The qualifying DTI range varies between lenders, but somewhere around 50% is typically the max for most personal loans. Lending Club, a popular personal loan lending service, has a DTI of only 30%. If you are considered “highly leveraged,” (more debt than you have income to pay for) you will not qualify for a loan. This is regardless of how high your credit score may be or how responsibly you are making payments on your existing debts. Most personal lenders, including Credit Direct, place a high loan qualification value on your ability to repay your loan.
Use of Funds
Some lenders have a limit on what your borrowed funds can be used for. One of the advantages of a personal loan from Credit Direct is that it is considered a “blanket loan,” meaning it can be used for practically any purpose.
Most lenders do not allow personal loans to be used for college education (i.e., to substitute for a student loan). However, you can take out a personal loan to pay off or consolidate existing student loan debt.
The State In Which You Live
Lending laws are regulated on both the state and the federal level. Some states do not allow certain types of lending, such as payday loans, personal loans, or bridge loans. Lenders also have to be licensed to operate in each state to provide loans. An excellent resource to learn more about federal lending laws is the Consumer Finance Protection Bureau’s website.
Much like your credit history, your payment history is crucial in qualifying for a personal loan. Lenders want to see that you make your payments on time. This is so important that 35% of your FICO score is determined by timely payments. The more timely and consistent your payments, the more a lender is assured that you are going to pay the loan back.
One of the least-known factors that goes into your qualification for a loan is employment history. Like many of the examples above, employment history can help determine if a borrower is responsible, consistent, and therefore, of reasonable lending risk. If you’re a salaried employee, proving employment can be as easy as providing pay stubs or a call to your HR Department.

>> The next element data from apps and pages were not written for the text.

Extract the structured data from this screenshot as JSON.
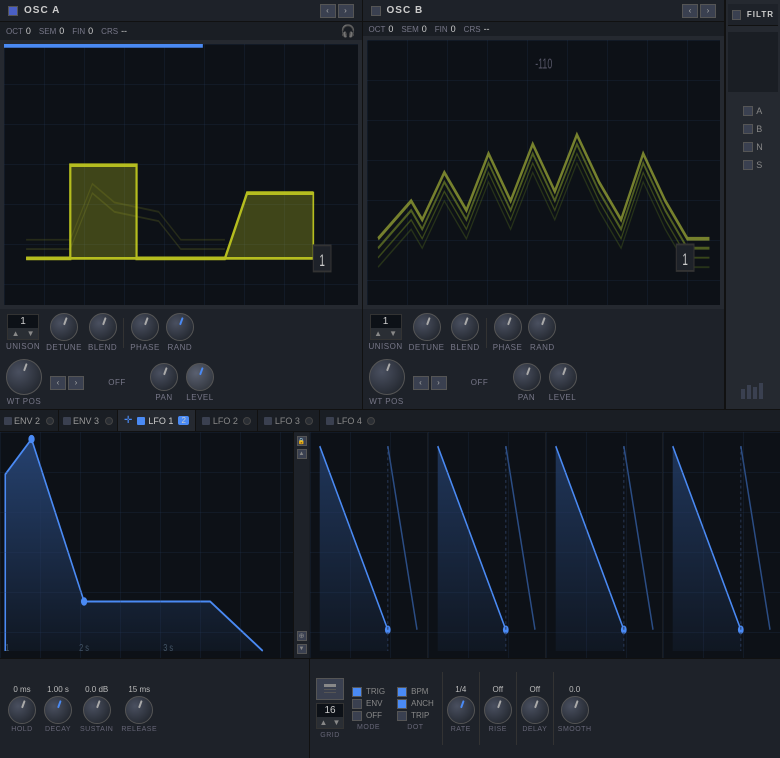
{
  "osc_a": {
    "title": "OSC A",
    "oct": "0",
    "sem": "0",
    "fin": "0",
    "crs": "--",
    "unison": "1",
    "detune_label": "DETUNE",
    "blend_label": "BLEND",
    "phase_label": "PHASE",
    "rand_label": "RAND",
    "wt_pos_label": "WT POS",
    "off_label": "OFF",
    "pan_label": "PAN",
    "level_label": "LEVEL",
    "wt_num": "1"
  },
  "osc_b": {
    "title": "OSC B",
    "oct": "0",
    "sem": "0",
    "fin": "0",
    "crs": "--",
    "unison": "1",
    "detune_label": "DETUNE",
    "blend_label": "BLEND",
    "phase_label": "PHASE",
    "rand_label": "RAND",
    "wt_pos_label": "WT POS",
    "off_label": "OFF",
    "pan_label": "PAN",
    "level_label": "LEVEL",
    "wt_num": "1"
  },
  "filter": {
    "title": "FILTR",
    "a_label": "A",
    "b_label": "B",
    "n_label": "N",
    "s_label": "S"
  },
  "env": {
    "env2_label": "ENV 2",
    "env3_label": "ENV 3",
    "hold_val": "0 ms",
    "hold_label": "HOLD",
    "decay_val": "1.00 s",
    "decay_label": "DECAY",
    "sustain_val": "0.0 dB",
    "sustain_label": "SUSTAIN",
    "release_val": "15 ms",
    "release_label": "RELEASE",
    "time_1": "1",
    "time_2": "2 s",
    "time_3": "3 s"
  },
  "lfo": {
    "lfo1_label": "LFO 1",
    "lfo2_label": "LFO 2",
    "lfo3_label": "LFO 3",
    "lfo4_label": "LFO 4",
    "lfo1_num": "2",
    "grid_val": "16",
    "trig_label": "TRIG",
    "bpm_label": "BPM",
    "env_label": "ENV",
    "anch_label": "ANCH",
    "off_label": "OFF",
    "trip_label": "TRIP",
    "mode_label": "MODE",
    "dot_label": "DOT",
    "rate_label": "RATE",
    "time_label": "1/4",
    "rise_label": "RISE",
    "rise_val": "Off",
    "delay_label": "DELAY",
    "delay_val": "Off",
    "smooth_label": "SMOOTH",
    "smooth_val": "0.0"
  },
  "colors": {
    "accent_blue": "#4a8af4",
    "accent_yellow": "#c8d020",
    "panel_bg": "#252930",
    "dark_bg": "#0d1117",
    "border": "#333"
  }
}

That said, employment history does not have to mean a track record as a salaried employee with a major corporation. Child support can be used in employment history, as can government benefits or alimony or any other source. The important part is that these sources are verifiable and documented.
As mentioned earlier, self-employed persons can have a more difficult time proving their employment history. Typically, a year’s worth of tax documents – both personal and from your business – are required to demonstrate that your income is derived from your own business.
Employment history has little to do with credit score, but it is an important factor to all lenders in determining your eligibility for a loan.
Credit Direct Looks At The Whole Picture
When you apply for a personal loan with Credit Direct, we take into consideration all the factors that determine a well-qualified borrower. Whether you have bad or good credit, high or low income, credit history or a first-time borrower, our job is to ask, “is this person in a position to pay back this loan?” Apply online at www.creditdirect.com or give us a call at 866-414-4198. Check eligibility in minutes without affecting your credit score.